Depressive symptoms in the very old living alone: prevalence, incidence and risk factors




Living alone is one of many risk factors associated with depression. This project is nested within the ENABLE-AGE project designed to explore the relationship between housing environment and health in the very old living alone in their own homes.


Our aim is to describe the prevalence, incidence and associated risk factors of clinically significant depressive symptoms in this population with particular emphasis on the role of the home environment.


We conducted a one year follow up of 376 subjects aged between 80 and 90 years old. Data collected included variables concerned with housing, social circumstances, physical health and psychological well being.


A prevalence rate of 21% and an annual incidence of 12.4% (Geriatric Depression Score of five or more) were found. Risk factors associated with prevalence depression include not living close to friends and family ((OR 2.540, CI; 1.442, 4.466), poor satisfaction with living accommodation (OR; 0.840, CI; 0.735, 0.961) and poor satisfaction with finances (OR; 0.841, CI; 0.735, 0.961). Subsequent development of clinically significant depressive symptoms was associated with base line increased scores in depression (OR; 1.68, CI; 1.206, 2.341).


These results are consistent with findings in the general population of similar age with the exception of considerably higher prevalence and incidence rates. However, we were unable to demonstrate that housing related variables were significant risk factors in terms of incidence cases.

Clinical Implications
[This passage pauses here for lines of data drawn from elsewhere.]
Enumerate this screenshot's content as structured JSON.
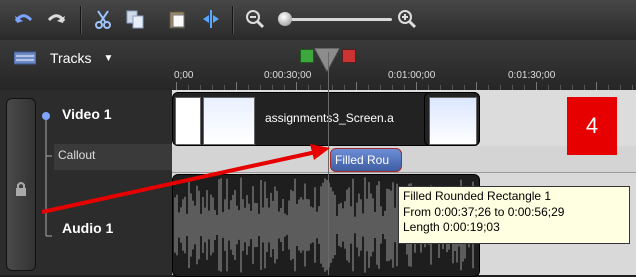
{
  "toolbar": {
    "buttons": [
      {
        "name": "undo-icon"
      },
      {
        "name": "redo-icon"
      },
      {
        "name": "cut-icon"
      },
      {
        "name": "copy-icon"
      },
      {
        "name": "paste-icon"
      },
      {
        "name": "split-icon"
      },
      {
        "name": "zoom-out-icon"
      },
      {
        "name": "zoom-in-icon"
      }
    ]
  },
  "header": {
    "tracks_label": "Tracks",
    "marker_in": "In",
    "marker_out": "Out"
  },
  "ruler": {
    "labels": [
      "0;00",
      "0:00:30;00",
      "0:01:00;00",
      "0:01:30;00"
    ]
  },
  "tracks": {
    "video": {
      "label": "Video 1"
    },
    "callout": {
      "label": "Callout"
    },
    "audio": {
      "label": "Audio 1"
    }
  },
  "clips": {
    "video_main": "assignments3_Screen.a",
    "callout": "Filled Rou"
  },
  "tooltip": {
    "title": "Filled Rounded Rectangle 1",
    "range": "From 0:00:37;26 to 0:00:56;29",
    "length": "Length 0:00:19;03"
  },
  "badge": {
    "number": "4"
  },
  "colors": {
    "annotation_red": "#e60000",
    "callout_clip": "#4f6fb5"
  }
}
Older people living alone are particularly vulnerable to depression and may benefit from targeted screening and development of appropriate care pathways. Copyright © 2006 John Wiley & Sons, Ltd.